• WHAT THIS TASK INVOLVES: Could you retype every record below exactly as it appears?

• DATASET RECORDS:
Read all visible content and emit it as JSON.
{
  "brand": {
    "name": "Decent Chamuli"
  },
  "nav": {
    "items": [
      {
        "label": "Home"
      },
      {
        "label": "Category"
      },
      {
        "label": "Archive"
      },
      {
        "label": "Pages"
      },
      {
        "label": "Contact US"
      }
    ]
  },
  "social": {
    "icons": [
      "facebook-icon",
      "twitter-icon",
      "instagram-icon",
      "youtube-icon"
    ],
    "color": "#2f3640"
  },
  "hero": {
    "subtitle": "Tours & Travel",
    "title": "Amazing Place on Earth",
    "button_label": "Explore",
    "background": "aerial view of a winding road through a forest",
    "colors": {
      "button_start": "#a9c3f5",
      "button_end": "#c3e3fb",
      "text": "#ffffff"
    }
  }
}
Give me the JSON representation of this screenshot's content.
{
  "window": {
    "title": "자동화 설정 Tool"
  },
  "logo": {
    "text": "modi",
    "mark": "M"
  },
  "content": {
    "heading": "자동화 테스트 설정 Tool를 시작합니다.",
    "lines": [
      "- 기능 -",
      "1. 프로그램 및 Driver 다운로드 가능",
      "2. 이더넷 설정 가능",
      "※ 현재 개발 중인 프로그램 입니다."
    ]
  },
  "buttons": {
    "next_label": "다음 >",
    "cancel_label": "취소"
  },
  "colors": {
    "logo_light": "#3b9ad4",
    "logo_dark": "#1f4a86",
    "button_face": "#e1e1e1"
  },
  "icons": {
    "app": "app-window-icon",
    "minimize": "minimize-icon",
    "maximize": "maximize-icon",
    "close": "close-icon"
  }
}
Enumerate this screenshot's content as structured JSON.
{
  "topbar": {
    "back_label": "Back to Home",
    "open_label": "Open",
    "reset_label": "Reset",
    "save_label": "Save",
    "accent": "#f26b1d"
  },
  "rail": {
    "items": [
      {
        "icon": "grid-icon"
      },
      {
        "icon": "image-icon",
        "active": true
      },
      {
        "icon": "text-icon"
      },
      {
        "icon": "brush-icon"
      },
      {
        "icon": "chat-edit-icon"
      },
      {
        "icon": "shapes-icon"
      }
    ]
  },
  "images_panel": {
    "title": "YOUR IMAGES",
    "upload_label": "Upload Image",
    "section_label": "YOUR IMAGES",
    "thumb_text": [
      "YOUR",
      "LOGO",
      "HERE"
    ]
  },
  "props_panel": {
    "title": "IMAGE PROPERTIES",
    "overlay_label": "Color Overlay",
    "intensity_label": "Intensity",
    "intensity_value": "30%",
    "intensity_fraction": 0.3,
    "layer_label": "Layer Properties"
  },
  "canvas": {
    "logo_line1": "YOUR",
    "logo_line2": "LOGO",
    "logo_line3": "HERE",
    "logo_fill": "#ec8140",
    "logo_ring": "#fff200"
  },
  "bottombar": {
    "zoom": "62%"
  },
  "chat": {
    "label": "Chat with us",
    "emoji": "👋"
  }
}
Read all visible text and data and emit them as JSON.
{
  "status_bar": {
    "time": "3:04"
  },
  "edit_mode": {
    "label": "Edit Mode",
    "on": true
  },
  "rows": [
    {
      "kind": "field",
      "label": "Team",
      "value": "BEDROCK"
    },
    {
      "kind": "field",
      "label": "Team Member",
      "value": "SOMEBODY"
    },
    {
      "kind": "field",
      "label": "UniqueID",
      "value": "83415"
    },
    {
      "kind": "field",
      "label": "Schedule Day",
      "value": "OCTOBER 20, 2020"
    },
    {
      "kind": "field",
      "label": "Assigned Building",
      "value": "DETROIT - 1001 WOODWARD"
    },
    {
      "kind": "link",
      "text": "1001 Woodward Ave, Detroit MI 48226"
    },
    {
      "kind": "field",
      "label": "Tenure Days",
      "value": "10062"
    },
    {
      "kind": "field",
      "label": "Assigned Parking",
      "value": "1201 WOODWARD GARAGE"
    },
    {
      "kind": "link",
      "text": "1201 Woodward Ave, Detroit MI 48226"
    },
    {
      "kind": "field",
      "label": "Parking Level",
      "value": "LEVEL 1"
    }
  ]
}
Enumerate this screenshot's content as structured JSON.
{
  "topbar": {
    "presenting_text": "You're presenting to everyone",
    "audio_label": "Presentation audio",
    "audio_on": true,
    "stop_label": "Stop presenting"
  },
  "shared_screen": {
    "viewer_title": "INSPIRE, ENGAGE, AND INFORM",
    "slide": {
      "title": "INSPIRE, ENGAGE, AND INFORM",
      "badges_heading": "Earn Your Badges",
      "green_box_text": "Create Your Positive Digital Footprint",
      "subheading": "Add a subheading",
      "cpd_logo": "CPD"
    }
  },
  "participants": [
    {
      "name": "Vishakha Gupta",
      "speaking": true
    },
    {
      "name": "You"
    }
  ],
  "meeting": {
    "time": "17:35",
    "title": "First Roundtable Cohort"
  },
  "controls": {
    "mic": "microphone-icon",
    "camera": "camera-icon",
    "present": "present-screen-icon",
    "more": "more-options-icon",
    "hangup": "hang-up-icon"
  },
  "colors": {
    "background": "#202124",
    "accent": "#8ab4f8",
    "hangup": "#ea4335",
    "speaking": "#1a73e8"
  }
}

• RESULT OF THE TASK:
Read all visible content and emit it as JSON.
{
  "brand": {
    "name": "Decent Chamuli"
  },
  "nav": {
    "items": [
      {
        "label": "Home"
      },
      {
        "label": "Category"
      },
      {
        "label": "Archive"
      },
      {
        "label": "Pages"
      },
      {
        "label": "Contact US"
      }
    ]
  },
  "social": {
    "icons": [
      "facebook-icon",
      "twitter-icon",
      "instagram-icon",
      "youtube-icon"
    ],
    "color": "#2f3640"
  },
  "hero": {
    "subtitle": "Tours & Travel",
    "title": "Amazing Place on Earth",
    "button_label": "Explore",
    "background": "aerial view of a winding road through a forest",
    "colors": {
      "button_start": "#a9c3f5",
      "button_end": "#c3e3fb",
      "text": "#ffffff"
    }
  }
}
Give me the JSON representation of this screenshot's content.
{
  "window": {
    "title": "자동화 설정 Tool"
  },
  "logo": {
    "text": "modi",
    "mark": "M"
  },
  "content": {
    "heading": "자동화 테스트 설정 Tool를 시작합니다.",
    "lines": [
      "- 기능 -",
      "1. 프로그램 및 Driver 다운로드 가능",
      "2. 이더넷 설정 가능",
      "※ 현재 개발 중인 프로그램 입니다."
    ]
  },
  "buttons": {
    "next_label": "다음 >",
    "cancel_label": "취소"
  },
  "colors": {
    "logo_light": "#3b9ad4",
    "logo_dark": "#1f4a86",
    "button_face": "#e1e1e1"
  },
  "icons": {
    "app": "app-window-icon",
    "minimize": "minimize-icon",
    "maximize": "maximize-icon",
    "close": "close-icon"
  }
}
Enumerate this screenshot's content as structured JSON.
{
  "topbar": {
    "back_label": "Back to Home",
    "open_label": "Open",
    "reset_label": "Reset",
    "save_label": "Save",
    "accent": "#f26b1d"
  },
  "rail": {
    "items": [
      {
        "icon": "grid-icon"
      },
      {
        "icon": "image-icon",
        "active": true
      },
      {
        "icon": "text-icon"
      },
      {
        "icon": "brush-icon"
      },
      {
        "icon": "chat-edit-icon"
      },
      {
        "icon": "shapes-icon"
      }
    ]
  },
  "images_panel": {
    "title": "YOUR IMAGES",
    "upload_label": "Upload Image",
    "section_label": "YOUR IMAGES",
    "thumb_text": [
      "YOUR",
      "LOGO",
      "HERE"
    ]
  },
  "props_panel": {
    "title": "IMAGE PROPERTIES",
    "overlay_label": "Color Overlay",
    "intensity_label": "Intensity",
    "intensity_value": "30%",
    "intensity_fraction": 0.3,
    "layer_label": "Layer Properties"
  },
  "canvas": {
    "logo_line1": "YOUR",
    "logo_line2": "LOGO",
    "logo_line3": "HERE",
    "logo_fill": "#ec8140",
    "logo_ring": "#fff200"
  },
  "bottombar": {
    "zoom": "62%"
  },
  "chat": {
    "label": "Chat with us",
    "emoji": "👋"
  }
}
Read all visible text and data and emit them as JSON.
{
  "status_bar": {
    "time": "3:04"
  },
  "edit_mode": {
    "label": "Edit Mode",
    "on": true
  },
  "rows": [
    {
      "kind": "field",
      "label": "Team",
      "value": "BEDROCK"
    },
    {
      "kind": "field",
      "label": "Team Member",
      "value": "SOMEBODY"
    },
    {
      "kind": "field",
      "label": "UniqueID",
      "value": "83415"
    },
    {
      "kind": "field",
      "label": "Schedule Day",
      "value": "OCTOBER 20, 2020"
    },
    {
      "kind": "field",
      "label": "Assigned Building",
      "value": "DETROIT - 1001 WOODWARD"
    },
    {
      "kind": "link",
      "text": "1001 Woodward Ave, Detroit MI 48226"
    },
    {
      "kind": "field",
      "label": "Tenure Days",
      "value": "10062"
    },
    {
      "kind": "field",
      "label": "Assigned Parking",
      "value": "1201 WOODWARD GARAGE"
    },
    {
      "kind": "link",
      "text": "1201 Woodward Ave, Detroit MI 48226"
    },
    {
      "kind": "field",
      "label": "Parking Level",
      "value": "LEVEL 1"
    }
  ]
}
Enumerate this screenshot's content as structured JSON.
{
  "topbar": {
    "presenting_text": "You're presenting to everyone",
    "audio_label": "Presentation audio",
    "audio_on": true,
    "stop_label": "Stop presenting"
  },
  "shared_screen": {
    "viewer_title": "INSPIRE, ENGAGE, AND INFORM",
    "slide": {
      "title": "INSPIRE, ENGAGE, AND INFORM",
      "badges_heading": "Earn Your Badges",
      "green_box_text": "Create Your Positive Digital Footprint",
      "subheading": "Add a subheading",
      "cpd_logo": "CPD"
    }
  },
  "participants": [
    {
      "name": "Vishakha Gupta",
      "speaking": true
    },
    {
      "name": "You"
    }
  ],
  "meeting": {
    "time": "17:35",
    "title": "First Roundtable Cohort"
  },
  "controls": {
    "mic": "microphone-icon",
    "camera": "camera-icon",
    "present": "present-screen-icon",
    "more": "more-options-icon",
    "hangup": "hang-up-icon"
  },
  "colors": {
    "background": "#202124",
    "accent": "#8ab4f8",
    "hangup": "#ea4335",
    "speaking": "#1a73e8"
  }
}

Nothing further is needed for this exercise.